Although Vanderbilt has earned an NCAA bid in four of the past five seasons, the Commodores haven't won a tournament game since reaching the Sweet 16 in 2007.
"Of course, we hear [about] it," Jenkins says. "You hear a lot of things as a basketball player in the SEC. You hear a lot of things you're not going to like. We kind of use it as motivation. We hear what people say about us in the tournament. They're going to say what they say. Our main focus is getting better every single day."
The best way to answer those skeptics is by hanging on to the leads that slipped away much too often last season. Vanderbilt blew an 11-point lead in its loss to Richmond, which continued a trend that haunted the Commodores all season. The Commodores squandered double-digit advantages in five of their 11 losses.
one and done
Vanderbilt is hoping this season doesn't end with another early exit from the NCAA tournament. The Commodores have lost their first tournament game to double-digit seeds in each of their past three NCAA appearances.
2011: Richmond 69, Vanderbilt 66 The buzz: As the No. 5 seed in the Southwest Regional, Vanderbilt owned an 11-point lead late in the first half before stumbling the rest of the way against the 12th-seeded Spiders. After averaging 21.7 points per game in the SEC tournament, Jeffery Taylor shot 1-of-10 and scored just four points against Richmond.

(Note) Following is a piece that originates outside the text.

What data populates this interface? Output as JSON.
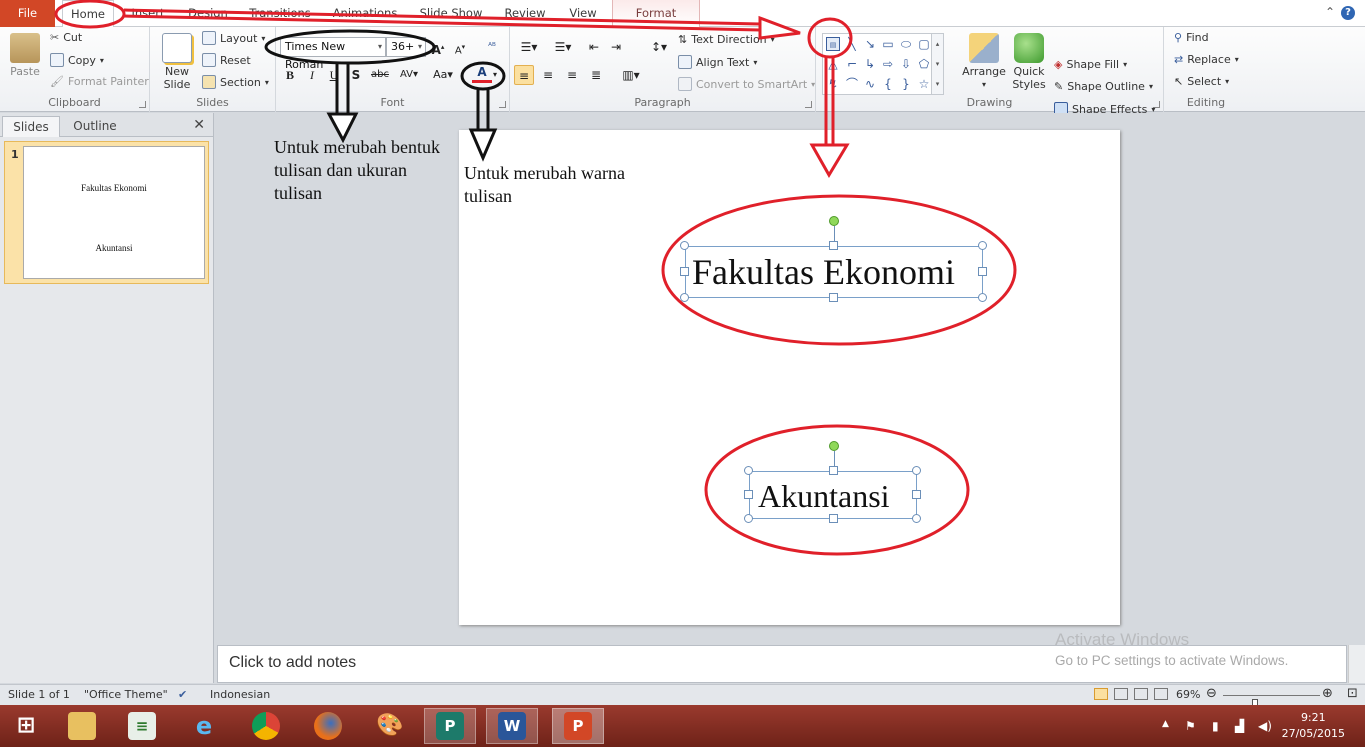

2010: Murray State 66, Vanderbilt 65 The buzz: Danero Thomas made a 15-footer at the buzzer to give the 13th-seeded Racers the victory over No. 4 Vanderbilt in the West Regional. Murray State's B.J. Jenkins had missed a 3-pointer just a few seconds earlier, but the Racers got one final chance when the ball went out of bounds off a Vanderbilt player. The Commodores shot 4-of-12 from 3-point range and 17-of-29 from the line.
2008: Siena 83, Vanderbilt 62 The buzz: Vanderbilt was the No. 4 seed in the Midwest Regional, while Siena was seeded 13th. They played as though their seeds should have been reversed. Kenny Hasbrouck scored 30 points and Tay Fisher made all six of his 3-point attempts as Siena shot 56.5 percent overall. The only current Vanderbilt player on the roster at the time was Festus Ezeli, who redshirted that season.
"It just can't happen like that," Jenkins says. "We've got to be able to finish games. We went through a stretch where we were finishing games, and then it kind of haunted us in the tournament, when it really matters. … We've just got to be more aggressive and not let up at any time during the game."
Vanderbilt's experience ought to prevent those types of collapses this season.
Point guard Brad Tinsley is a fourth-year starter who led the SEC with 4.6 assists per game last season. Lance Goulbourne is a glue guy who ranked seventh in the SEC with 7.3 rebounds per game last season. Steve Tchiengang comes off the bench to provide toughness in the paint while also sinking the occasional jumper. All three are seniors.
In fact, Vanderbilt's starting lineup figures to include Jenkins as the lone junior in a starting lineup that otherwise features three seniors and one fifth-year senior. That kind of experience is rare for a major-conference team in this era, when freshmen seemingly make more of an impact on the game with each passing season.
These guys realize it's their last chance. They're ready to make the most of it.